====== Recorded data ======

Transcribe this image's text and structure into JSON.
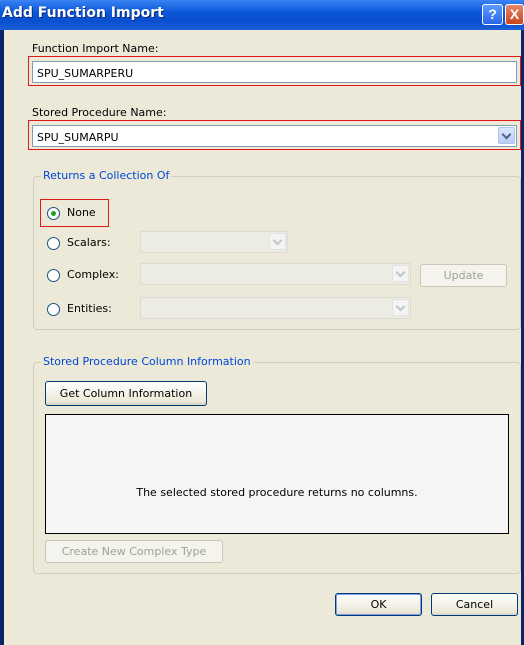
{
  "window": {
    "title": "Add Function Import",
    "help_glyph": "?",
    "close_glyph": "X"
  },
  "function_import": {
    "label": "Function Import Name:",
    "value": "SPU_SUMARPERU"
  },
  "stored_procedure": {
    "label": "Stored Procedure Name:",
    "value": "SPU_SUMARPU"
  },
  "returns": {
    "legend": "Returns a Collection Of",
    "options": [
      {
        "label": "None",
        "selected": true
      },
      {
        "label": "Scalars:",
        "selected": false
      },
      {
        "label": "Complex:",
        "selected": false
      },
      {
        "label": "Entities:",
        "selected": false
      }
    ],
    "update_label": "Update"
  },
  "column_info": {
    "legend": "Stored Procedure Column Information",
    "get_button": "Get Column Information",
    "message": "The selected stored procedure returns no columns.",
    "create_button": "Create New Complex Type"
  },
  "footer": {
    "ok": "OK",
    "cancel": "Cancel"
  },
  "colors": {
    "titlebar": "#0a4fcf",
    "highlight": "#e01818",
    "legend": "#0046d5",
    "dialog_bg": "#ece9d8"
  }
}
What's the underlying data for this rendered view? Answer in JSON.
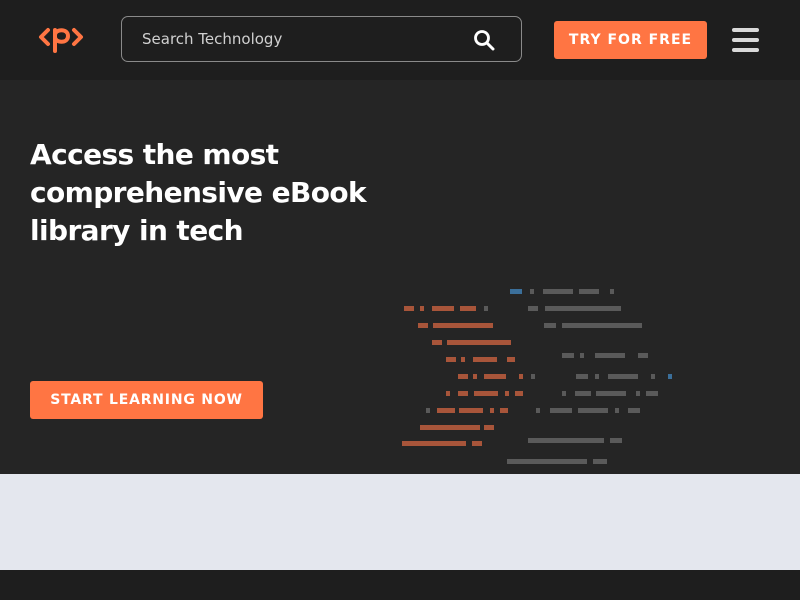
{
  "header": {
    "search": {
      "placeholder": "Search Technology"
    },
    "try_button_label": "TRY FOR FREE"
  },
  "hero": {
    "title": "Access the most comprehensive eBook library in tech",
    "cta_label": "START LEARNING NOW"
  },
  "colors": {
    "accent": "#ff7543",
    "header_bg": "#1e1e1e",
    "hero_bg": "#252525",
    "band_bg": "#e4e7ee"
  },
  "icons": {
    "logo": "packt-logo-icon",
    "search": "search-icon",
    "menu": "hamburger-menu-icon"
  }
}
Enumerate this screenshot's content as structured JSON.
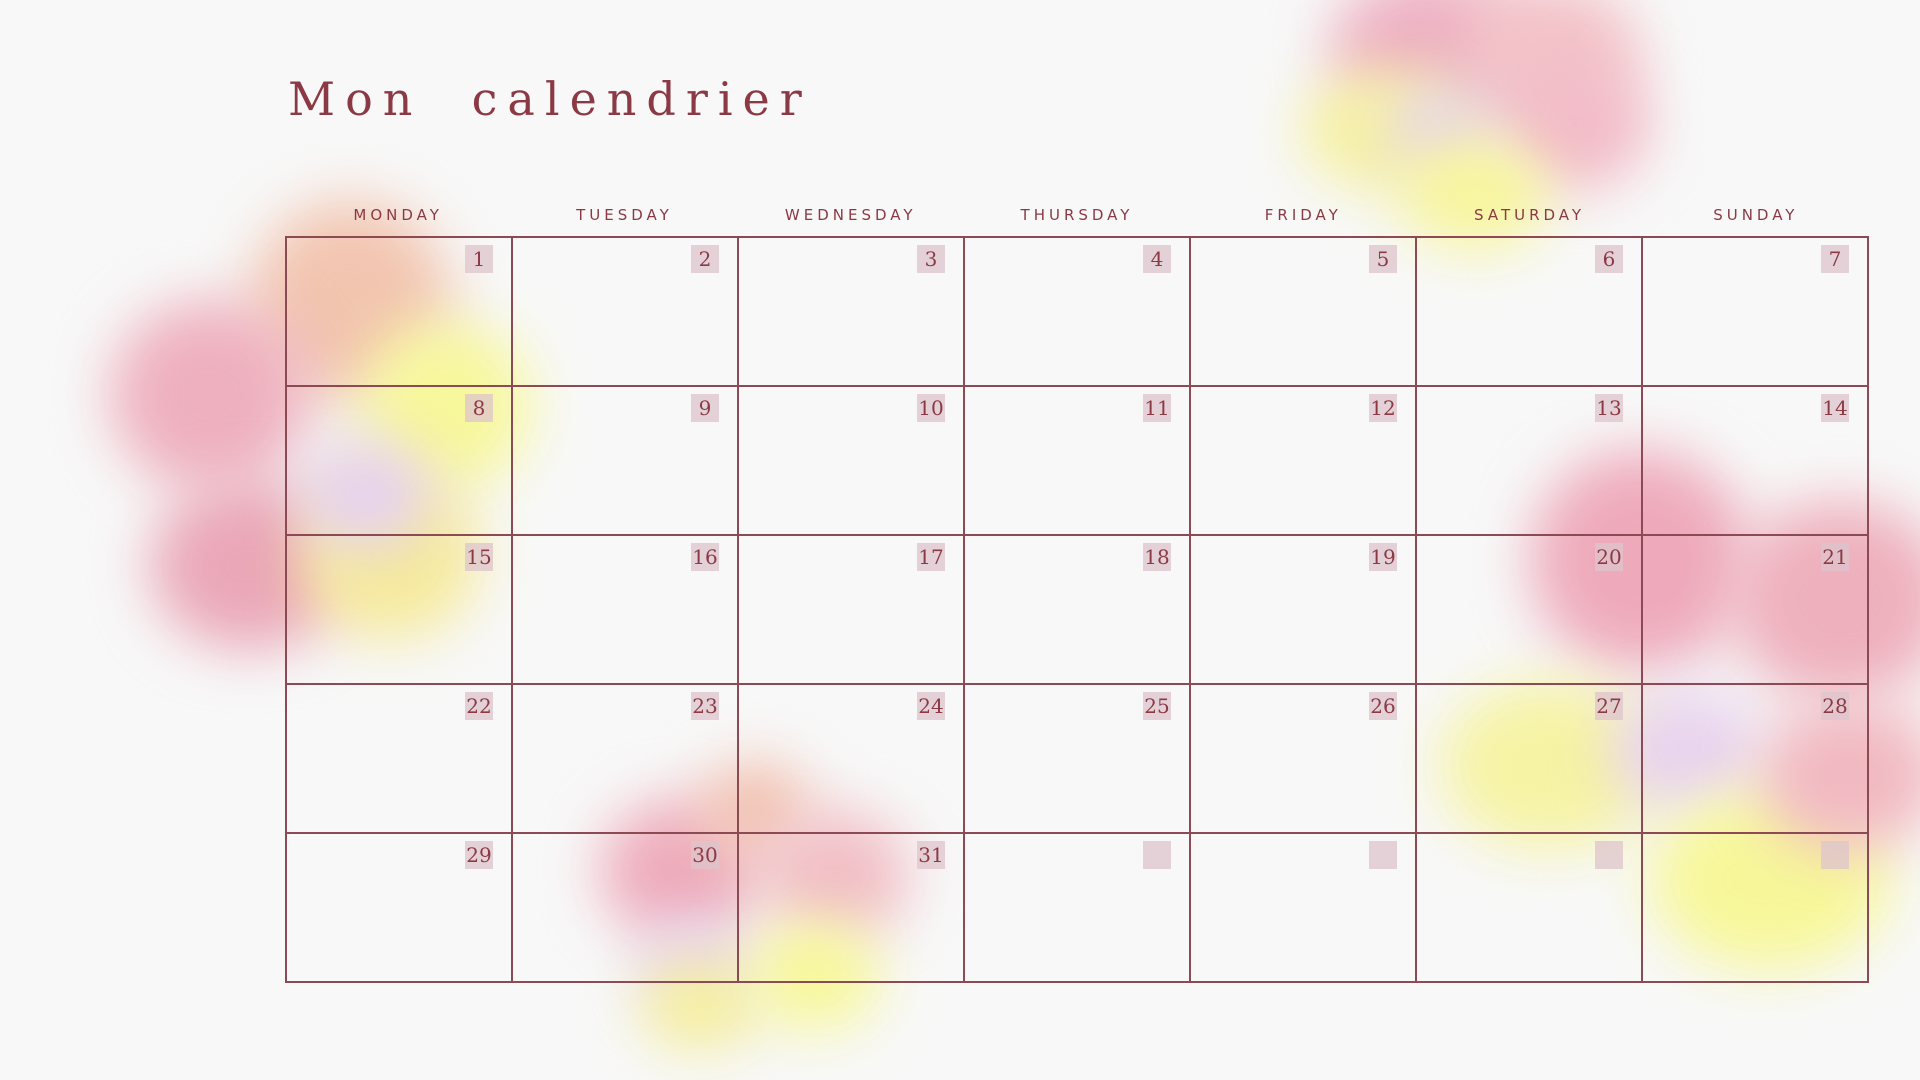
{
  "title": "Mon  calendrier",
  "weekdays": [
    "MONDAY",
    "TUESDAY",
    "WEDNESDAY",
    "THURSDAY",
    "FRIDAY",
    "SATURDAY",
    "SUNDAY"
  ],
  "weeks": [
    [
      "1",
      "2",
      "3",
      "4",
      "5",
      "6",
      "7"
    ],
    [
      "8",
      "9",
      "10",
      "11",
      "12",
      "13",
      "14"
    ],
    [
      "15",
      "16",
      "17",
      "18",
      "19",
      "20",
      "21"
    ],
    [
      "22",
      "23",
      "24",
      "25",
      "26",
      "27",
      "28"
    ],
    [
      "29",
      "30",
      "31",
      "",
      "",
      "",
      ""
    ]
  ],
  "colors": {
    "accent": "#8b3a45",
    "grid_line": "#8b4a54",
    "day_badge": "#dec4cc",
    "background": "#f8f8f8",
    "blob_pink": "#eeaabb",
    "blob_yellow": "#f6f59a",
    "blob_lavender": "#e6d2ee"
  }
}
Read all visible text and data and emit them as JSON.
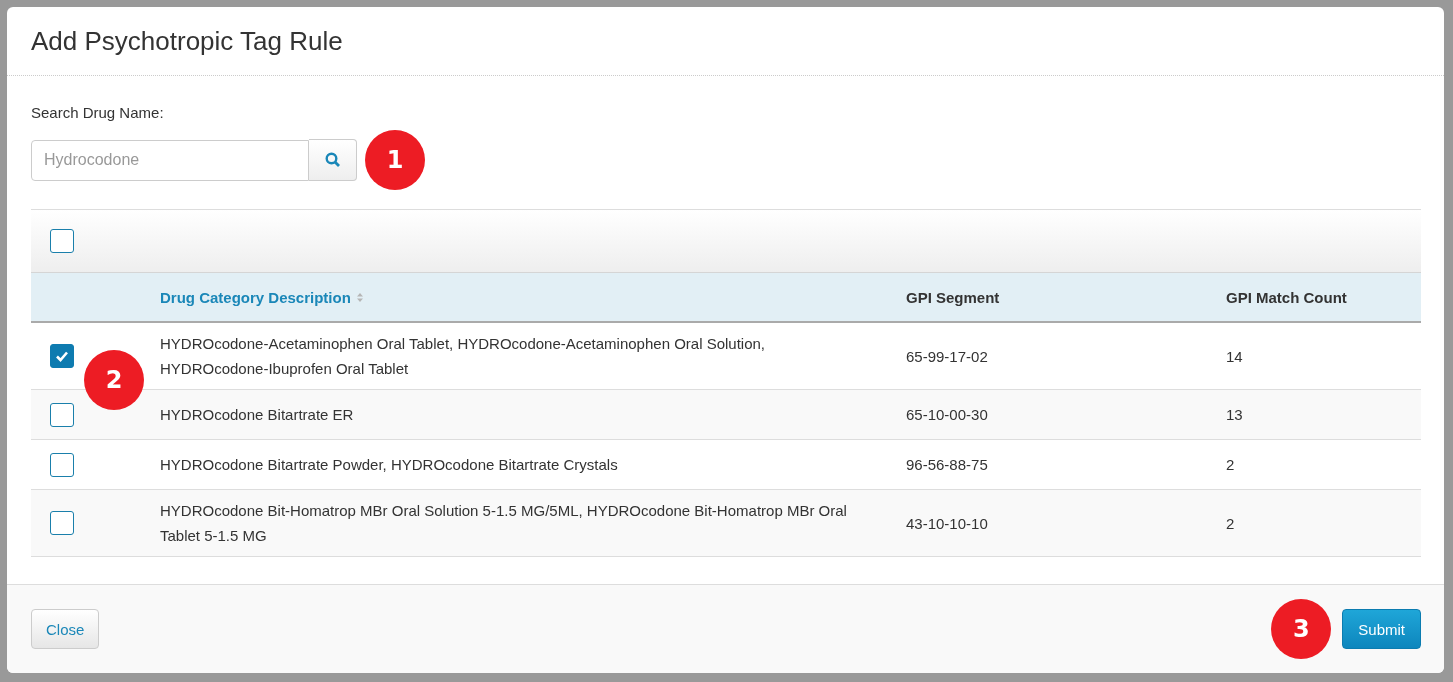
{
  "dialog": {
    "title": "Add Psychotropic Tag Rule"
  },
  "search": {
    "label": "Search Drug Name:",
    "placeholder": "Hydrocodone"
  },
  "table": {
    "select_all_checked": false,
    "columns": [
      {
        "label": "Drug Category Description",
        "sortable": true
      },
      {
        "label": "GPI Segment",
        "sortable": false
      },
      {
        "label": "GPI Match Count",
        "sortable": false
      }
    ],
    "rows": [
      {
        "checked": true,
        "cells": [
          "HYDROcodone-Acetaminophen Oral Tablet, HYDROcodone-Acetaminophen Oral Solution, HYDROcodone-Ibuprofen Oral Tablet",
          "65-99-17-02",
          "14"
        ]
      },
      {
        "checked": false,
        "cells": [
          "HYDROcodone Bitartrate ER",
          "65-10-00-30",
          "13"
        ]
      },
      {
        "checked": false,
        "cells": [
          "HYDROcodone Bitartrate Powder, HYDROcodone Bitartrate Crystals",
          "96-56-88-75",
          "2"
        ]
      },
      {
        "checked": false,
        "cells": [
          "HYDROcodone Bit-Homatrop MBr Oral Solution 5-1.5 MG/5ML, HYDROcodone Bit-Homatrop MBr Oral Tablet 5-1.5 MG",
          "43-10-10-10",
          "2"
        ]
      }
    ]
  },
  "footer": {
    "close": "Close",
    "submit": "Submit"
  },
  "callouts": [
    {
      "kind": "search",
      "text": "1"
    },
    {
      "kind": "row",
      "text": "2"
    },
    {
      "kind": "submit",
      "text": "3"
    }
  ]
}
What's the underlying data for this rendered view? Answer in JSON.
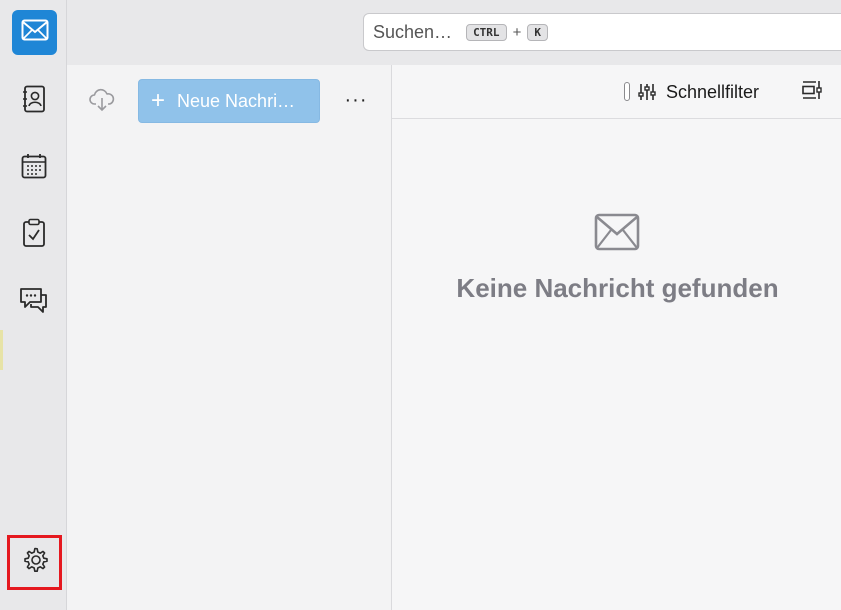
{
  "sidebar": {
    "items": [
      {
        "name": "mail",
        "icon": "mail-icon",
        "active": true
      },
      {
        "name": "address-book",
        "icon": "address-book-icon"
      },
      {
        "name": "calendar",
        "icon": "calendar-icon"
      },
      {
        "name": "tasks",
        "icon": "tasks-icon"
      },
      {
        "name": "chat",
        "icon": "chat-icon"
      }
    ],
    "settings_icon": "gear-icon",
    "highlight_color": "#e5181f"
  },
  "search": {
    "placeholder": "Suchen…",
    "shortcut_key1": "CTRL",
    "shortcut_plus": "+",
    "shortcut_key2": "K"
  },
  "folder_pane": {
    "new_message_label": "Neue Nachri…",
    "new_message_plus": "+",
    "more_label": "···"
  },
  "message_pane": {
    "quickfilter_label": "Schnellfilter",
    "empty_message": "Keine Nachricht gefunden"
  },
  "colors": {
    "accent": "#1f86d6",
    "new_message_button": "#90c2ea"
  }
}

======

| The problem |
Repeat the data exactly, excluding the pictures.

| Solution to the problem |
Transcribe this image's text and structure into JSON.
{
  "window": {
    "title": "Add Function Import",
    "help_glyph": "?",
    "close_glyph": "X"
  },
  "function_import": {
    "label": "Function Import Name:",
    "value": "SPU_SUMARPERU"
  },
  "stored_procedure": {
    "label": "Stored Procedure Name:",
    "value": "SPU_SUMARPU"
  },
  "returns": {
    "legend": "Returns a Collection Of",
    "options": [
      {
        "label": "None",
        "selected": true
      },
      {
        "label": "Scalars:",
        "selected": false
      },
      {
        "label": "Complex:",
        "selected": false
      },
      {
        "label": "Entities:",
        "selected": false
      }
    ],
    "update_label": "Update"
  },
  "column_info": {
    "legend": "Stored Procedure Column Information",
    "get_button": "Get Column Information",
    "message": "The selected stored procedure returns no columns.",
    "create_button": "Create New Complex Type"
  },
  "footer": {
    "ok": "OK",
    "cancel": "Cancel"
  },
  "colors": {
    "titlebar": "#0a4fcf",
    "highlight": "#e01818",
    "legend": "#0046d5",
    "dialog_bg": "#ece9d8"
  }
}
What's the underlying data for this rendered view? Answer in JSON.
{
  "header": {
    "search": {
      "placeholder": "Search Technology"
    },
    "try_button_label": "TRY FOR FREE"
  },
  "hero": {
    "title": "Access the most comprehensive eBook library in tech",
    "cta_label": "START LEARNING NOW"
  },
  "colors": {
    "accent": "#ff7543",
    "header_bg": "#1e1e1e",
    "hero_bg": "#252525",
    "band_bg": "#e4e7ee"
  },
  "icons": {
    "logo": "packt-logo-icon",
    "search": "search-icon",
    "menu": "hamburger-menu-icon"
  }
}
Enumerate this screenshot's content as structured JSON.
{
  "title": "Mon  calendrier",
  "weekdays": [
    "MONDAY",
    "TUESDAY",
    "WEDNESDAY",
    "THURSDAY",
    "FRIDAY",
    "SATURDAY",
    "SUNDAY"
  ],
  "weeks": [
    [
      "1",
      "2",
      "3",
      "4",
      "5",
      "6",
      "7"
    ],
    [
      "8",
      "9",
      "10",
      "11",
      "12",
      "13",
      "14"
    ],
    [
      "15",
      "16",
      "17",
      "18",
      "19",
      "20",
      "21"
    ],
    [
      "22",
      "23",
      "24",
      "25",
      "26",
      "27",
      "28"
    ],
    [
      "29",
      "30",
      "31",
      "",
      "",
      "",
      ""
    ]
  ],
  "colors": {
    "accent": "#8b3a45",
    "grid_line": "#8b4a54",
    "day_badge": "#dec4cc",
    "background": "#f8f8f8",
    "blob_pink": "#eeaabb",
    "blob_yellow": "#f6f59a",
    "blob_lavender": "#e6d2ee"
  }
}
Read all visible text and data and emit them as JSON.
{
  "dialog": {
    "title": "Add Psychotropic Tag Rule"
  },
  "search": {
    "label": "Search Drug Name:",
    "placeholder": "Hydrocodone"
  },
  "table": {
    "select_all_checked": false,
    "columns": [
      {
        "label": "Drug Category Description",
        "sortable": true
      },
      {
        "label": "GPI Segment",
        "sortable": false
      },
      {
        "label": "GPI Match Count",
        "sortable": false
      }
    ],
    "rows": [
      {
        "checked": true,
        "cells": [
          "HYDROcodone-Acetaminophen Oral Tablet, HYDROcodone-Acetaminophen Oral Solution, HYDROcodone-Ibuprofen Oral Tablet",
          "65-99-17-02",
          "14"
        ]
      },
      {
        "checked": false,
        "cells": [
          "HYDROcodone Bitartrate ER",
          "65-10-00-30",
          "13"
        ]
      },
      {
        "checked": false,
        "cells": [
          "HYDROcodone Bitartrate Powder, HYDROcodone Bitartrate Crystals",
          "96-56-88-75",
          "2"
        ]
      },
      {
        "checked": false,
        "cells": [
          "HYDROcodone Bit-Homatrop MBr Oral Solution 5-1.5 MG/5ML, HYDROcodone Bit-Homatrop MBr Oral Tablet 5-1.5 MG",
          "43-10-10-10",
          "2"
        ]
      }
    ]
  },
  "footer": {
    "close": "Close",
    "submit": "Submit"
  },
  "callouts": [
    {
      "kind": "search",
      "text": "1"
    },
    {
      "kind": "row",
      "text": "2"
    },
    {
      "kind": "submit",
      "text": "3"
    }
  ]
}
What's the underlying data for this rendered view? Answer in JSON.
{
  "sidebar": {
    "items": [
      {
        "name": "mail",
        "icon": "mail-icon",
        "active": true
      },
      {
        "name": "address-book",
        "icon": "address-book-icon"
      },
      {
        "name": "calendar",
        "icon": "calendar-icon"
      },
      {
        "name": "tasks",
        "icon": "tasks-icon"
      },
      {
        "name": "chat",
        "icon": "chat-icon"
      }
    ],
    "settings_icon": "gear-icon",
    "highlight_color": "#e5181f"
  },
  "search": {
    "placeholder": "Suchen…",
    "shortcut_key1": "CTRL",
    "shortcut_plus": "+",
    "shortcut_key2": "K"
  },
  "folder_pane": {
    "new_message_label": "Neue Nachri…",
    "new_message_plus": "+",
    "more_label": "···"
  },
  "message_pane": {
    "quickfilter_label": "Schnellfilter",
    "empty_message": "Keine Nachricht gefunden"
  },
  "colors": {
    "accent": "#1f86d6",
    "new_message_button": "#90c2ea"
  }
}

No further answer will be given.